  6. daf says:

    It’s fair. He’s contracted for another 2 years. Boohoo.

  7. Bezzo says:

    I’ve read that there was a verbal instruction to his agent informing him that he couldn’t join a premiership rival and that this has been recorded so they may use this if it goes to court. As a United fan I hope he sits on the bench for the next 2 seasons and becomes lame!

  8. Dave Lee says:

    I always think it’s strange when football clubs tell a player that he’s not allowed to go.
    Would you want a player at your club who you knew doesn’t want to be there?
    Useless, if you ask me…

  9. Bezzo says:

    I just can’t quite understand how this situation arose, and I feel a mug for judging Heinze so wrongly. I didn’t think he was the kind of player who would fuck off despite us paying his wages for over a year whilst he didn’t play for us, but did manage to swan off for Argentina and get crocked again. I didn’t think he was the kind of player who would rather move clubs than stay and fight for his place.
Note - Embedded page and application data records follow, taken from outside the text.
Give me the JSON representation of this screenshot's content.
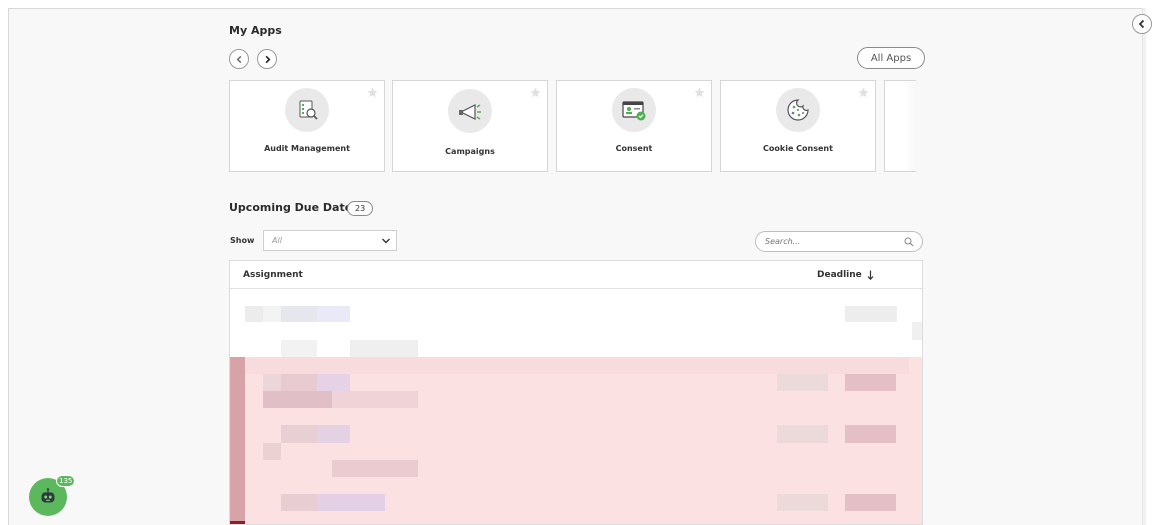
{
  "my_apps": {
    "title": "My Apps",
    "all_apps_label": "All Apps",
    "apps": [
      {
        "label": "Audit Management",
        "icon": "audit-icon"
      },
      {
        "label": "Campaigns",
        "icon": "megaphone-icon"
      },
      {
        "label": "Consent",
        "icon": "consent-icon"
      },
      {
        "label": "Cookie Consent",
        "icon": "cookie-icon"
      }
    ]
  },
  "due_dates": {
    "title": "Upcoming Due Dates",
    "count": "23",
    "show_label": "Show",
    "show_value": "All",
    "search_placeholder": "Search...",
    "columns": {
      "assignment": "Assignment",
      "deadline": "Deadline"
    }
  },
  "assistant": {
    "badge": "135"
  },
  "colors": {
    "accent": "#5cb85c",
    "overdue_row": "#fbe1e2",
    "overdue_bar": "#d7a3a8"
  }
}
I didn’t think he was the kind of player who could so easily forget how well the club and fans have treated him, how we’ve loved him, and even contemplate a move to our most hated club.
    It’s been some time since I’ve felt really bitter over a player leaving us, but this Heinze business has left a really nasty taste in my mouth. No deal has gone through as yet, but I can’t see there being any way back now. As a group of fans, we are very unforgiving, and I don’t see we could get over the humiliation Heinze is currently putting us through. The memories of me gloating to Leeds fans over Alan Smith makes this situation all the more painful, as I can easily imagine how much the dippers are enjoying this.
    So, ta ra Gaby, fuck off, and I hope it makes you sick to your stomach when you’re playing for some European club who don’t give a shit about you, and you hear us chanting “ARGENTINA! ARGENTINA!” for Tevez. As is repeated time and again, no player is bigger than this club, and that certainly applies to Heinze, the cheeky Argie bastard we used to adore.

  10. Matty77 says:

    Even if the letter does exist, what’s a letter? Would it stand up as a legally binding agreement in such a way a ‘contract’ would? This s doubtful. United stuck by Heinze through his injury, and although in my opinion he will never get in the first team over Evra at Old Trafford anymore, a little bit of loyalty woudln’t go a miss.